The ring is deceptive: even though it sits right in the cervix, it releases hormones (both estrogen and progestin) directly into the bloodstream through the walls of the vagina. Despite how weird it may seem to keep something up there for so long, it really will not move until you pull it out because it is shaped the same as the area where the vagina meets the cervix. It stops ovulation and should be taken out once a month to allow for bleeding. Depending on the brand, you can replace the ring the next month with the same one you’ve been using for up to a year or a new one each month. It is 93 percent effective.
Some forms of birth control release hormones constantly throughout the body. One such example is the implant, which is placed (and removed, both surgically) in the upper arm, and works similarly to the hormonal IUD except that the progestin it contains runs through the entire body as opposed to being localized in the uterus. This means that it definitely stops ovulation (with a 99 percent pregnancy prevention rate) while also thickening cervical mucus. It can be kept for about five years.
No matter how many sources I look at, I cannot wrap my head around how the Depo-Provera shot actually works. Like some of the other options I’ve talked about, the shot is just slow released progestin, but for the life of me I cannot understand how they can inject three months of a hormone into your bloodstream and expect it to release at a constant rate. Like so many things with birth control, this one might just remain an unfortunate and kind of misogynistic mystery. What I do know is that it lasts three months, is 96 percent effective, and is given just like any other injection.
The patch works similarly to the ring, and is 93 percent effective. It needs to be replaced every week, skipping every fourth week for bleeding. It releases both progestin and estrogen and can be placed on the back, the butt, or the shoulder.
Then there’s the birth control pill. I could say a lot about the pill, mostly because there isn’t just one, contrary to popular belief. The list of pills may be long, but they all differ in the same respect: the ratio of hormones they contain. Every pill contains progestin, though not always in the same amount. Not all pills contain estrogen. Pills that contain estrogen are known as combination pills. Pills that do not are known as progestin-only. They can be prescribed for a myriad of different purposes, with the hormonal ratio changing depending on what you need. The main difference is that you must take progestin-only pills exactly 24 hours apart, whereas there is a little more leeway with combination pills because estrogen acts as a stabilizer. You take the pill every day for three weeks and then take a one week break.

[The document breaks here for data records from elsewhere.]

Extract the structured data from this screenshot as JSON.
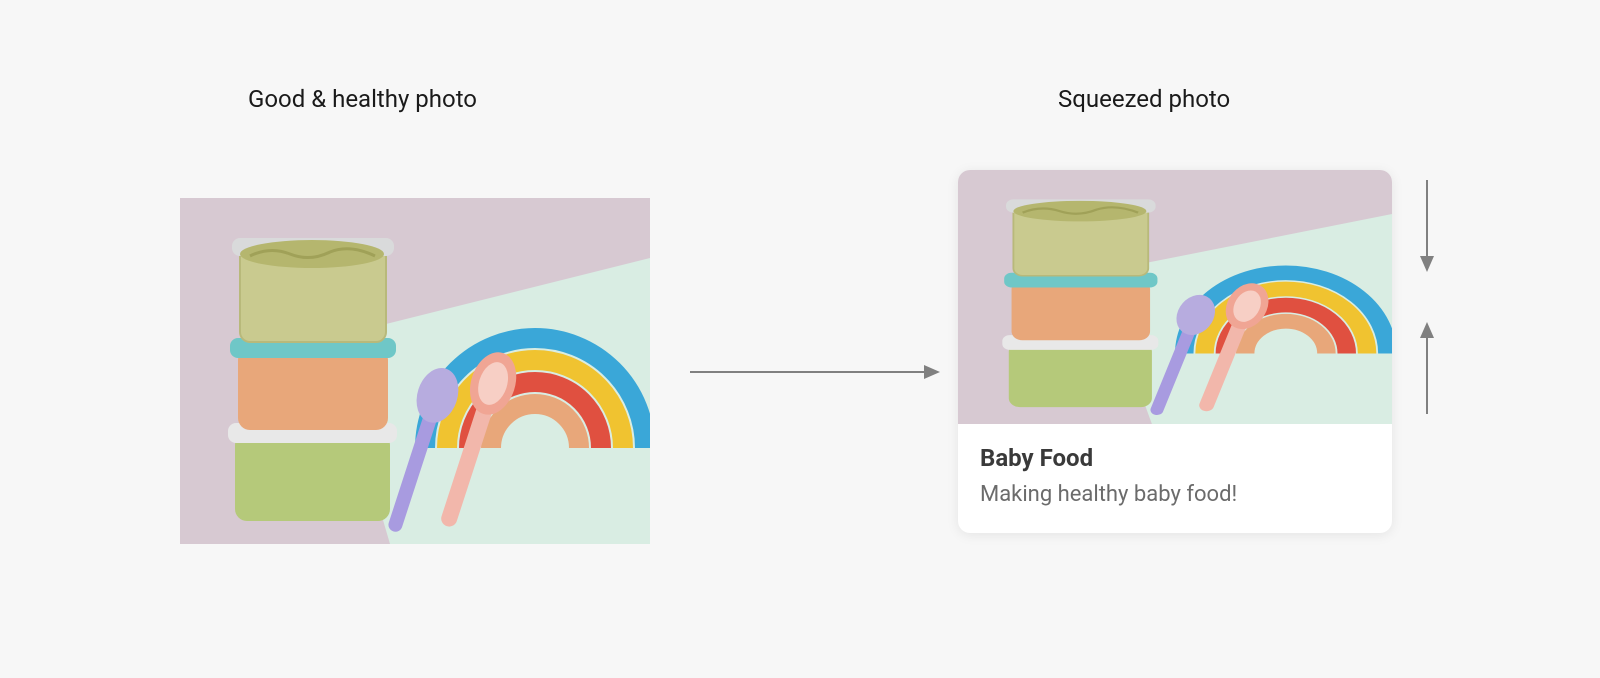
{
  "labels": {
    "left": "Good & healthy photo",
    "right": "Squeezed photo"
  },
  "card": {
    "title": "Baby Food",
    "subtitle": "Making healthy baby food!"
  },
  "colors": {
    "background": "#f7f7f7",
    "card_bg": "#ffffff",
    "text_primary": "#1a1a1a",
    "text_title": "#3a3a3a",
    "text_muted": "#6b6b6b",
    "arrow": "#808080"
  },
  "photo": {
    "description": "Stacked glass containers of baby food puree with baby spoons on a rainbow napkin"
  }
}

The pill is considered to be 93 percent effective because of the potential for forgetting a pill or taking one late. If you’re going to take the pill, you’d better be good at remembering to do it at the same time every day, and you’d better not make the mistake of taking the first pill on the list without deciding which ratio of hormones is right for you. You can also use some pills (and some patches) to skip your periods by continuing to take them with no break. Do this only with the knowledge that you are disrupting a cycle that your body considers extremely important.
In fact, take any of these options with that knowledge. Pregnancy was never meant to be prevented, and doing so by tampering with the extremely complex female reproductive cycle has consequences. For those of you who are currently yelling “What about male birth control!?”, new research announced this February shows promising options for temporarily disabling sperm mobility. Maybe the time has finally arrived for uterus-havers to not have to worry about the last 1,000 words I just wrote. For now though, I hope I’ve been able to spit some facts for anyone feeling like Carnegie Mellon is not the place to raise a baby.